Doc Larson, the company Chief Corpsman and wide receiver on the headquarters team, came to my rescue and strapped the arm to my body as best he could, and ordered me taken to the flagship in Nice. He loaded me up in a Navy pickup truck and off we went. Being Easter weekend the roads were jammed and it took forever to cover the 10 miles from Villefranche to the fleet landing in Nice. To stanch the pain Doc gave me a 12 oz. glass of cognac. By the time we arrived at the fleet landing I was feeling no pain. The flagship, USS Chilton (LPA-38), was anchored out so we had to take a liberty boat from the pier. The sea was choppy making the transfer from the boat to the accommodation ladder tricky. My imbalance from the broken wing and the cognac didn’t help.
I finally made it to sickbay and the battalion surgeon, Lt Kaplan, was busy putting a large cast on my left arm. I was lying there with my eyes shut when something stirred above me. I opened my eyes and there was Duff Rice. He said, "That was a pretty rough touch football game, wasn’t it, Captain?" I replied that it wasn’t a touch football game. I think he then called me an asshole, or some other such appropriate nom-de-guerre. When I finally had the cast on and was able to leave the treatment room I saw four or five other India Company Marines in the waiting area having been medevac’d from the game. I could see the "Judgment" rating on my fitness report take another click to the left. This after Dan Phipps and I were robbed in Naples (see T.I.N.S. tale "Adventures in Mediterranean Cuisine" on this site).

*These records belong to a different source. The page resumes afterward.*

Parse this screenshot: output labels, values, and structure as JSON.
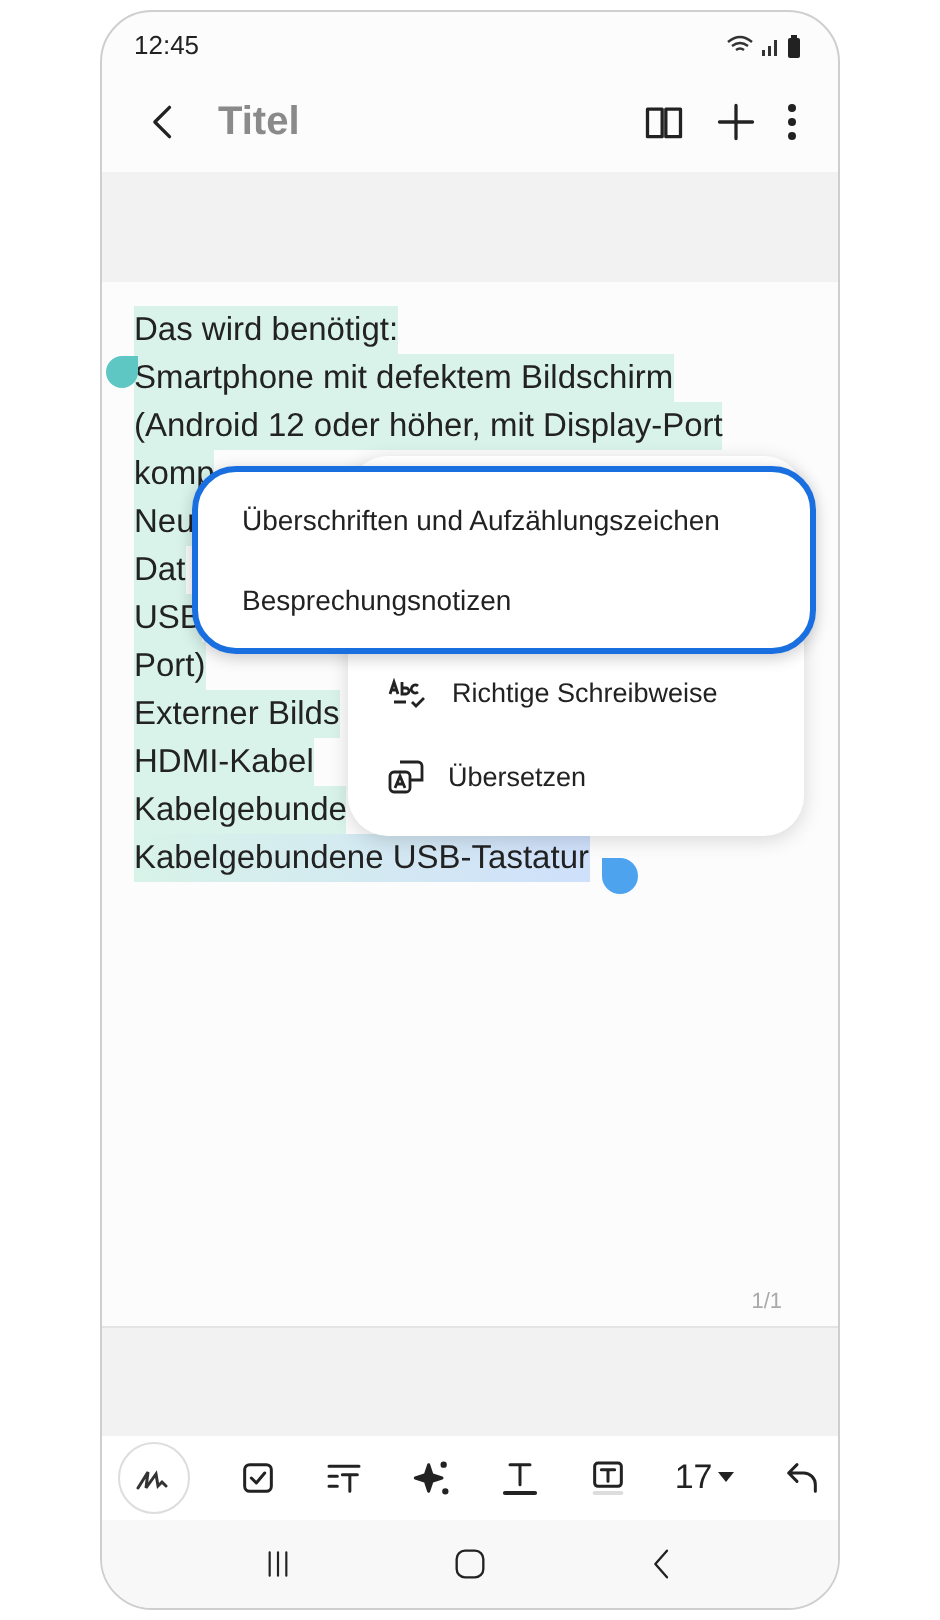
{
  "status_bar": {
    "time": "12:45"
  },
  "app_bar": {
    "title": "Titel"
  },
  "note": {
    "lines": [
      {
        "text": "Das wird benötigt:",
        "selected": true
      },
      {
        "text": "Smartphone mit defektem Bildschirm",
        "selected": true
      },
      {
        "text": "(Android 12 oder höher, mit Display-Port",
        "selected": true
      },
      {
        "text": "komp",
        "selected": true
      },
      {
        "text": "Neu",
        "selected": true
      },
      {
        "text": "Dat",
        "selected": true
      },
      {
        "text": "USB",
        "selected": true
      },
      {
        "text": "Port)",
        "selected": true
      },
      {
        "text": "Externer Bilds",
        "selected": true
      },
      {
        "text": "HDMI-Kabel",
        "selected": true
      },
      {
        "text": "Kabelgebunde",
        "selected": true
      },
      {
        "text": "Kabelgebundene USB-Tastatur",
        "selected": true
      }
    ],
    "page_counter": "1/1"
  },
  "context_menu": {
    "items": [
      {
        "label": "Richtige Schreibweise",
        "kind": "spelling"
      },
      {
        "label": "Übersetzen",
        "kind": "translate"
      }
    ]
  },
  "popup_menu": {
    "items": [
      "Überschriften und Aufzählungszeichen",
      "Besprechungsnotizen"
    ]
  },
  "toolbar": {
    "font_size": "17"
  }
}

Headquarters ended up winning the bloodbath 7-0 after racking up an impressive list of casualties. Gunny Duenow took over as quarterback after I was hauled off and led the team to victory, probably by just running over people. I was medevac’d to the Naval Hospital in Naples for further treatment, and rejoined the battalion in Livorno, Italy just in time for our transit back to Camp Lejeune.
If I hadn’t been a rifle company C.O. and Duff Rice didn’t like his company commanders to be aggressive enough to knock heads in a football game without any pads or helmets, God knows what the outcome of this story might have been. It could have been my head instead of my arm, but then nobody would have noticed any difference. But there is a moral to this story…pro football players shouldn’t ride motorcycles without a helmet, and 32-year old Marine Captains shouldn’t play football; with or without a helmet, no matter how aggressive the battalion commander wants you to be.
Just another adventure from the Mediterranean.
Dirck Praeger sends